• [Instructions to follow]:
Check each line of the data for "title", and copy the ones that have it.

• [Component data from apps and pages]:
---------------

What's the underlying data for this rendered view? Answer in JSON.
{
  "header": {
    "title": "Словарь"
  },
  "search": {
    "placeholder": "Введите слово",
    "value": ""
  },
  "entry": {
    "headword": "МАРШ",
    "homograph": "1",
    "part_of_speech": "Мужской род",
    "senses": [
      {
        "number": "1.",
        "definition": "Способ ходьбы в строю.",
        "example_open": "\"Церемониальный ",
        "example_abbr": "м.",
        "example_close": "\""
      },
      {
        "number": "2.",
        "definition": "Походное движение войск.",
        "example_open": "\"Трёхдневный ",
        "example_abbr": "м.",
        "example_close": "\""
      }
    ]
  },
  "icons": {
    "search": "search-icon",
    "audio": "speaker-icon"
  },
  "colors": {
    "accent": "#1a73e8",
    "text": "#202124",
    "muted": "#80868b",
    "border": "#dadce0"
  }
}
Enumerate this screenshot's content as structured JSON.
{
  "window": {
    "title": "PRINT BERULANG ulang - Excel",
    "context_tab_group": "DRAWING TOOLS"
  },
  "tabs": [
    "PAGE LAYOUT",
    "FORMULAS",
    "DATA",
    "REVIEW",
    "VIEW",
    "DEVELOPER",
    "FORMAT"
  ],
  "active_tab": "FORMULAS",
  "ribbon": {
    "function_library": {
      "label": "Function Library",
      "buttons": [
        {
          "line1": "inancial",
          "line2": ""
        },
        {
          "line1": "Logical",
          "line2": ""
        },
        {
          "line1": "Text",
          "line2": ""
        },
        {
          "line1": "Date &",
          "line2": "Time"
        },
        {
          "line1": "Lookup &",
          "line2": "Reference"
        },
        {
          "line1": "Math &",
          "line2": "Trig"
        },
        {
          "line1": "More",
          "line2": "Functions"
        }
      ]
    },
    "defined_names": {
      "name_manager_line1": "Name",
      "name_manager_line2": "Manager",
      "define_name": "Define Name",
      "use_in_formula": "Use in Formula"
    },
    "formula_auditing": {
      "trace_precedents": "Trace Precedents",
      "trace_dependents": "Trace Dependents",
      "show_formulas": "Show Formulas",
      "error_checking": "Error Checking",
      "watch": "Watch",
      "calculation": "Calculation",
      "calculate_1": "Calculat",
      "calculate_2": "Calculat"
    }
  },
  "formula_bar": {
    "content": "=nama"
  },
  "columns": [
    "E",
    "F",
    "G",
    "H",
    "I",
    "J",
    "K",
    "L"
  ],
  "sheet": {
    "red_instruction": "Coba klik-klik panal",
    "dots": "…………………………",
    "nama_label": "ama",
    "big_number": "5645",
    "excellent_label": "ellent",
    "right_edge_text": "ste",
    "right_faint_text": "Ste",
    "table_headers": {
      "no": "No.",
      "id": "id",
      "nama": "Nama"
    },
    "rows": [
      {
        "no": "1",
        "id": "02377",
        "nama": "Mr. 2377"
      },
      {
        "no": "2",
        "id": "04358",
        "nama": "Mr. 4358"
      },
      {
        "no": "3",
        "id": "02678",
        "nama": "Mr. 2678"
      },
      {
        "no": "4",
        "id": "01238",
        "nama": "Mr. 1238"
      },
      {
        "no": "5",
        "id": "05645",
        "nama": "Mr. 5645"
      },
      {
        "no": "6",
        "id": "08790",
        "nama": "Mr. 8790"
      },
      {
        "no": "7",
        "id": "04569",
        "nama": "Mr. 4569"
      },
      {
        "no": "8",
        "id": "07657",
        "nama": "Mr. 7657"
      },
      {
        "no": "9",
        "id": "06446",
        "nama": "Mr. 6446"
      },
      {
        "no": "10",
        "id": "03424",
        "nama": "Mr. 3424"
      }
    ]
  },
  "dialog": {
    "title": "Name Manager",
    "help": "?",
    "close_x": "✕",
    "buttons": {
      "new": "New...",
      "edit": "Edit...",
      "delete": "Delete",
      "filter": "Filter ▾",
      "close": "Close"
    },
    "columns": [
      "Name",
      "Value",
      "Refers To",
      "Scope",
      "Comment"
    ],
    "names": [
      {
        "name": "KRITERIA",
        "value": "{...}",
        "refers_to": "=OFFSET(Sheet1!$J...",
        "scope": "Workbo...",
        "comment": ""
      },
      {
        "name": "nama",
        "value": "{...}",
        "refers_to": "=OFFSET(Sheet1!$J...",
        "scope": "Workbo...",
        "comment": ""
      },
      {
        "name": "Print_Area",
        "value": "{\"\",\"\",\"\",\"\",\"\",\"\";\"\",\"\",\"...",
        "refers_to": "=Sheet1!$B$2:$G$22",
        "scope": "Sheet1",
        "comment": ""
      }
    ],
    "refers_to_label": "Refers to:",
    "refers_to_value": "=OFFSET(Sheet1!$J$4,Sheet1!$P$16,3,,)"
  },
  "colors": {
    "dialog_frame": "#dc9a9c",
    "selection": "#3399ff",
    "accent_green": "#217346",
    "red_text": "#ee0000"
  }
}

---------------

• [Exercise output]:
    "title": "Словарь"
    "title": "PRINT BERULANG ulang - Excel",
    "title": "Name Manager",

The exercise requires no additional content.